- At a high level, both SLM and DMLS employ lasers to heat selective areas of powdered metals. The difference lies in the way the laser melts or sinters the material. In SLM, the laser beam goes all the way through a layer of powder, melting it into a solid form. In DMLS, instead of melting the powder completely, only partial melting is done so that it binds together but remains porous on the microstructure level.
- In SLM, parts can only be built in an upright orientation whereas with DMLS parts can be built in any orientation – either by lying down or standing up – on the build plate.
- Another difference is related to the thermal behavior during processing; due to its lack of support structures, SLM requires higher laser power than DMLS does for melting the powder material together.
Common Materials You Need to Know for Metal 3D Printing Process

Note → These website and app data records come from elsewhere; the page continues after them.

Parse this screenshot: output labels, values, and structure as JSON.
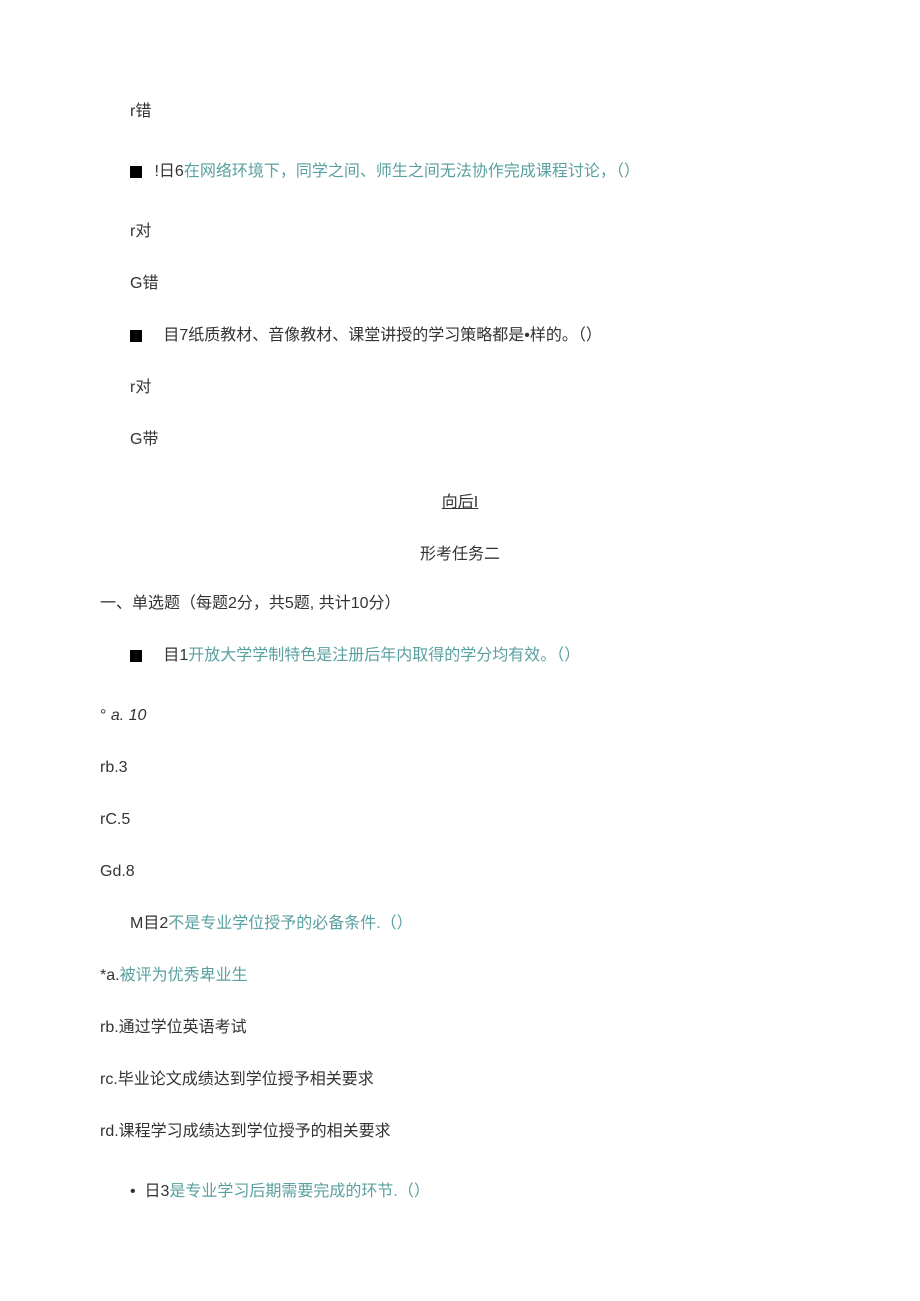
{
  "q5_wrong": "r错",
  "q6": {
    "prefix": "!日6",
    "text": "在网络环境下，同学之间、师生之间无法协作完成课程讨论，（）",
    "opt_true": "r对",
    "opt_false": "G错"
  },
  "q7": {
    "prefix": "目7",
    "text": "纸质教材、音像教材、课堂讲授的学习策略都是•样的。（）",
    "opt_true": "r对",
    "opt_false": "G带"
  },
  "nav": "向后I",
  "task2": {
    "title": "形考任务二",
    "section": "一、单选题（每题2分，共5题, 共计10分）"
  },
  "t2q1": {
    "prefix": "目1",
    "text": "开放大学学制特色是注册后年内取得的学分均有效。（）",
    "a_prefix": "° ",
    "a": "a. 10",
    "b": "rb.3",
    "c": "rC.5",
    "d": "Gd.8"
  },
  "t2q2": {
    "prefix": "M目2",
    "text": "不是专业学位授予的必备条件.（）",
    "a": "*a.被评为优秀卑业生",
    "b": "rb.通过学位英语考试",
    "c": "rc.毕业论文成绩达到学位授予相关要求",
    "d": "rd.课程学习成绩达到学位授予的相关要求"
  },
  "t2q3": {
    "prefix": "日3",
    "text": "是专业学习后期需要完成的环节.（）"
  }
}
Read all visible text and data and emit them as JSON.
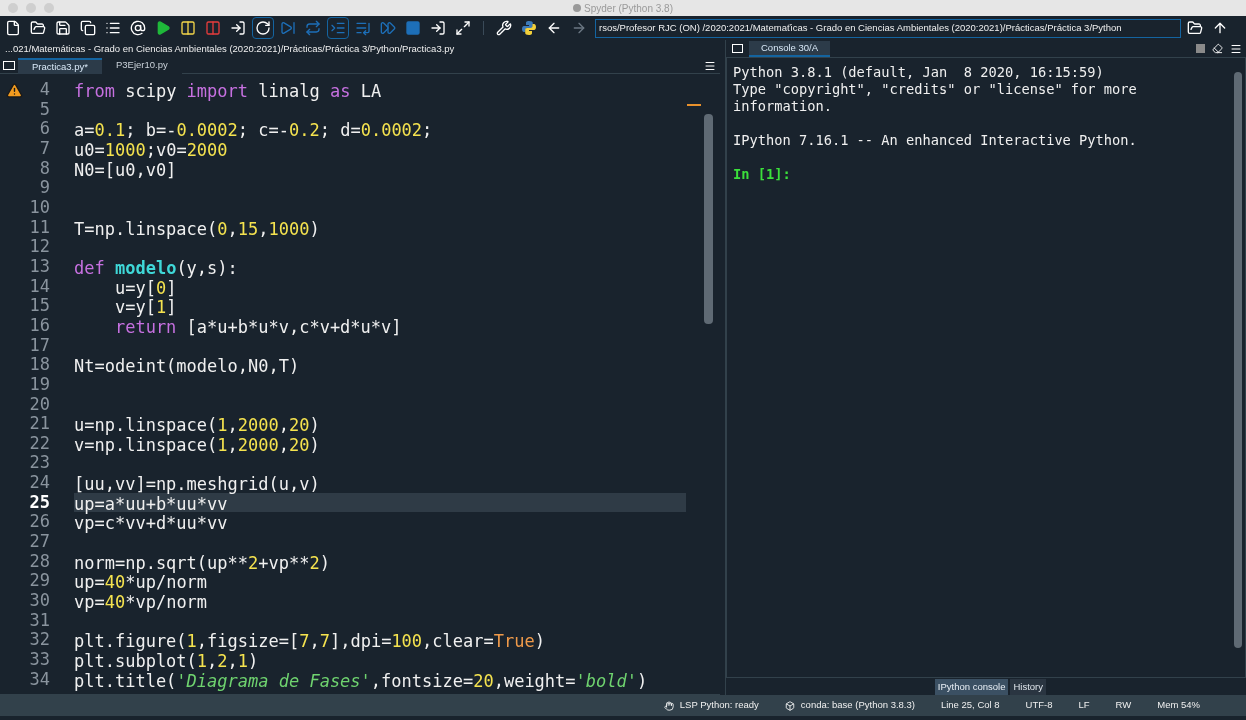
{
  "window": {
    "title": "Spyder (Python 3.8)"
  },
  "toolbar": {
    "path": "rsos/Profesor RJC (ON) /2020:2021/Matemaťicas - Grado en Ciencias Ambientales (2020:2021)/Prácticas/Práctica 3/Python"
  },
  "editor": {
    "file_path": "...021/Matemáticas - Grado en Ciencias Ambientales (2020:2021)/Prácticas/Práctica 3/Python/Practica3.py",
    "tabs": [
      {
        "label": "Practica3.py*",
        "selected": true
      },
      {
        "label": "P3Ejer10.py",
        "selected": false
      }
    ],
    "lines": [
      {
        "number": "4",
        "warning": true,
        "current": false,
        "tokens": [
          {
            "kind": "keyword",
            "text": "from"
          },
          {
            "kind": "plain",
            "text": " scipy "
          },
          {
            "kind": "keyword",
            "text": "import"
          },
          {
            "kind": "plain",
            "text": " linalg "
          },
          {
            "kind": "keyword",
            "text": "as"
          },
          {
            "kind": "plain",
            "text": " LA"
          }
        ]
      },
      {
        "number": "5",
        "warning": false,
        "current": false
      },
      {
        "number": "6",
        "warning": false,
        "current": false,
        "tokens": [
          {
            "kind": "plain",
            "text": "a="
          },
          {
            "kind": "number",
            "text": "0.1"
          },
          {
            "kind": "plain",
            "text": "; b=-"
          },
          {
            "kind": "number",
            "text": "0.0002"
          },
          {
            "kind": "plain",
            "text": "; c=-"
          },
          {
            "kind": "number",
            "text": "0.2"
          },
          {
            "kind": "plain",
            "text": "; d="
          },
          {
            "kind": "number",
            "text": "0.0002"
          },
          {
            "kind": "plain",
            "text": ";"
          }
        ]
      },
      {
        "number": "7",
        "warning": false,
        "current": false,
        "tokens": [
          {
            "kind": "plain",
            "text": "u0="
          },
          {
            "kind": "number",
            "text": "1000"
          },
          {
            "kind": "plain",
            "text": ";v0="
          },
          {
            "kind": "number",
            "text": "2000"
          }
        ]
      },
      {
        "number": "8",
        "warning": false,
        "current": false,
        "tokens": [
          {
            "kind": "plain",
            "text": "N0=[u0,v0]"
          }
        ]
      },
      {
        "number": "9",
        "warning": false,
        "current": false
      },
      {
        "number": "10",
        "warning": false,
        "current": false
      },
      {
        "number": "11",
        "warning": false,
        "current": false,
        "tokens": [
          {
            "kind": "plain",
            "text": "T=np.linspace("
          },
          {
            "kind": "number",
            "text": "0"
          },
          {
            "kind": "plain",
            "text": ","
          },
          {
            "kind": "number",
            "text": "15"
          },
          {
            "kind": "plain",
            "text": ","
          },
          {
            "kind": "number",
            "text": "1000"
          },
          {
            "kind": "plain",
            "text": ")"
          }
        ]
      },
      {
        "number": "12",
        "warning": false,
        "current": false
      },
      {
        "number": "13",
        "warning": false,
        "current": false,
        "tokens": [
          {
            "kind": "keyword",
            "text": "def "
          },
          {
            "kind": "function",
            "text": "modelo"
          },
          {
            "kind": "plain",
            "text": "(y,s):"
          }
        ]
      },
      {
        "number": "14",
        "warning": false,
        "current": false,
        "tokens": [
          {
            "kind": "plain",
            "text": "    u=y["
          },
          {
            "kind": "number",
            "text": "0"
          },
          {
            "kind": "plain",
            "text": "]"
          }
        ]
      },
      {
        "number": "15",
        "warning": false,
        "current": false,
        "tokens": [
          {
            "kind": "plain",
            "text": "    v=y["
          },
          {
            "kind": "number",
            "text": "1"
          },
          {
            "kind": "plain",
            "text": "]"
          }
        ]
      },
      {
        "number": "16",
        "warning": false,
        "current": false,
        "tokens": [
          {
            "kind": "keyword",
            "text": "    return"
          },
          {
            "kind": "plain",
            "text": " [a*u+b*u*v,c*v+d*u*v]"
          }
        ]
      },
      {
        "number": "17",
        "warning": false,
        "current": false
      },
      {
        "number": "18",
        "warning": false,
        "current": false,
        "tokens": [
          {
            "kind": "plain",
            "text": "Nt=odeint(modelo,N0,T)"
          }
        ]
      },
      {
        "number": "19",
        "warning": false,
        "current": false
      },
      {
        "number": "20",
        "warning": false,
        "current": false
      },
      {
        "number": "21",
        "warning": false,
        "current": false,
        "tokens": [
          {
            "kind": "plain",
            "text": "u=np.linspace("
          },
          {
            "kind": "number",
            "text": "1"
          },
          {
            "kind": "plain",
            "text": ","
          },
          {
            "kind": "number",
            "text": "2000"
          },
          {
            "kind": "plain",
            "text": ","
          },
          {
            "kind": "number",
            "text": "20"
          },
          {
            "kind": "plain",
            "text": ")"
          }
        ]
      },
      {
        "number": "22",
        "warning": false,
        "current": false,
        "tokens": [
          {
            "kind": "plain",
            "text": "v=np.linspace("
          },
          {
            "kind": "number",
            "text": "1"
          },
          {
            "kind": "plain",
            "text": ","
          },
          {
            "kind": "number",
            "text": "2000"
          },
          {
            "kind": "plain",
            "text": ","
          },
          {
            "kind": "number",
            "text": "20"
          },
          {
            "kind": "plain",
            "text": ")"
          }
        ]
      },
      {
        "number": "23",
        "warning": false,
        "current": false
      },
      {
        "number": "24",
        "warning": false,
        "current": false,
        "tokens": [
          {
            "kind": "plain",
            "text": "[uu,vv]=np.meshgrid(u,v)"
          }
        ]
      },
      {
        "number": "25",
        "warning": false,
        "current": true,
        "tokens": [
          {
            "kind": "plain",
            "text": "up=a*uu+b*uu*vv"
          }
        ]
      },
      {
        "number": "26",
        "warning": false,
        "current": false,
        "tokens": [
          {
            "kind": "plain",
            "text": "vp=c*vv+d*uu*vv"
          }
        ]
      },
      {
        "number": "27",
        "warning": false,
        "current": false
      },
      {
        "number": "28",
        "warning": false,
        "current": false,
        "tokens": [
          {
            "kind": "plain",
            "text": "norm=np.sqrt(up**"
          },
          {
            "kind": "number",
            "text": "2"
          },
          {
            "kind": "plain",
            "text": "+vp**"
          },
          {
            "kind": "number",
            "text": "2"
          },
          {
            "kind": "plain",
            "text": ")"
          }
        ]
      },
      {
        "number": "29",
        "warning": false,
        "current": false,
        "tokens": [
          {
            "kind": "plain",
            "text": "up="
          },
          {
            "kind": "number",
            "text": "40"
          },
          {
            "kind": "plain",
            "text": "*up/norm"
          }
        ]
      },
      {
        "number": "30",
        "warning": false,
        "current": false,
        "tokens": [
          {
            "kind": "plain",
            "text": "vp="
          },
          {
            "kind": "number",
            "text": "40"
          },
          {
            "kind": "plain",
            "text": "*vp/norm"
          }
        ]
      },
      {
        "number": "31",
        "warning": false,
        "current": false
      },
      {
        "number": "32",
        "warning": false,
        "current": false,
        "tokens": [
          {
            "kind": "plain",
            "text": "plt.figure("
          },
          {
            "kind": "number",
            "text": "1"
          },
          {
            "kind": "plain",
            "text": ",figsize=["
          },
          {
            "kind": "number",
            "text": "7"
          },
          {
            "kind": "plain",
            "text": ","
          },
          {
            "kind": "number",
            "text": "7"
          },
          {
            "kind": "plain",
            "text": "],dpi="
          },
          {
            "kind": "number",
            "text": "100"
          },
          {
            "kind": "plain",
            "text": ",clear="
          },
          {
            "kind": "constant",
            "text": "True"
          },
          {
            "kind": "plain",
            "text": ")"
          }
        ]
      },
      {
        "number": "33",
        "warning": false,
        "current": false,
        "tokens": [
          {
            "kind": "plain",
            "text": "plt.subplot("
          },
          {
            "kind": "number",
            "text": "1"
          },
          {
            "kind": "plain",
            "text": ","
          },
          {
            "kind": "number",
            "text": "2"
          },
          {
            "kind": "plain",
            "text": ","
          },
          {
            "kind": "number",
            "text": "1"
          },
          {
            "kind": "plain",
            "text": ")"
          }
        ]
      },
      {
        "number": "34",
        "warning": false,
        "current": false,
        "tokens": [
          {
            "kind": "plain",
            "text": "plt.title("
          },
          {
            "kind": "string",
            "text": "'Diagrama de Fases'"
          },
          {
            "kind": "plain",
            "text": ",fontsize="
          },
          {
            "kind": "number",
            "text": "20"
          },
          {
            "kind": "plain",
            "text": ",weight="
          },
          {
            "kind": "string",
            "text": "'bold'"
          },
          {
            "kind": "plain",
            "text": ")"
          }
        ]
      }
    ]
  },
  "console": {
    "tabs": [
      {
        "label": "Console 30/A",
        "selected": true
      }
    ],
    "lines": [
      {
        "kind": "output",
        "text": "Python 3.8.1 (default, Jan  8 2020, 16:15:59)"
      },
      {
        "kind": "output",
        "text": "Type \"copyright\", \"credits\" or \"license\" for more information."
      },
      {
        "kind": "blank"
      },
      {
        "kind": "output",
        "text": "IPython 7.16.1 -- An enhanced Interactive Python."
      },
      {
        "kind": "blank"
      },
      {
        "kind": "prompt",
        "text": "In [1]:"
      }
    ]
  },
  "pane_tabs": [
    {
      "label": "IPython console",
      "selected": true
    },
    {
      "label": "History",
      "selected": false
    }
  ],
  "status_bar": [
    {
      "kind": "lsp",
      "text": "LSP Python: ready"
    },
    {
      "kind": "conda",
      "text": "conda: base (Python 3.8.3)"
    },
    {
      "kind": "plain",
      "text": "Line 25, Col 8"
    },
    {
      "kind": "plain",
      "text": "UTF-8"
    },
    {
      "kind": "plain",
      "text": "LF"
    },
    {
      "kind": "plain",
      "text": "RW"
    },
    {
      "kind": "plain",
      "text": "Mem 54%"
    }
  ]
}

Metal 3D printing is a process that has revolutionized the manufacturing industry. It has enabled the production of complex parts that were previously impossible to make with traditional methods. Common materials used in metal 3D printing include gold, Inconel, aluminum, Cobalt-chrome, titanium, stainless steel, and so on. Each material offers unique properties; for instance, gold can be used for jewelry or electronics where it must resist corrosion and wear but remain malleable and lightweight. Inconel is a nickel-based alloy resistant to high temperatures while aluminum is soft yet strong enough for use in aircraft components.
Cobalt-chrome offers excellent hardness and strength as well as medical compatibility making it ideal for implants such as hip replacements or dental crowns. Titanium also offers superior strength combined with low weight making it highly sought after in aerospace engineering applications. The selection of materials available for metal 3D printing is ever-expanding as new alloys and compositions are tested and developed on an ongoing basis. Most often, aluminum alloys such as AlSi10Mg and Steel 316L are chosen due to their versatility across different applications. Other popular metals include titanium, copper, brass, and stainless steel.
Post-Processing Procedures You Should Consider
Metal 3D printing is becoming increasingly popular due to its ability to create complex geometries and intricate parts with high accuracy. With this technology, it is possible to produce components that were previously not feasible or cost-effective with traditional manufacturing methods. The metal 3D printing process also involves a variety of post-processing methods, including inspection and quality control, surface finishing, machining, heat treatment, and cleaning.
The primary purpose of inspection and quality control in metal 3D printing is to ensure that the part meets customer requirements. This includes checking for dimensional accuracy as well as any defects in the part’s surface finish or structure. Other tests such as hardness testing may also be required depending on the application of the component. Surface finishing techniques are used to improve the look and feel of a component by smoothing out any rough edges or irregularities created during metal 3D printing.
The metal 3D printing process has revolutionized the manufacturing industry. In this guide I have provided a comprehensive overview of the entire procedure, outlining each step so that users can create their own successful 3D-printed parts. With this information in mind, businesses can save time and money while remaining competitive in the global market. They can take advantage of advanced techniques like Direct Metal Laser Sintering and Electron Beam Melting to produce high-quality components quickly and cost-effectively.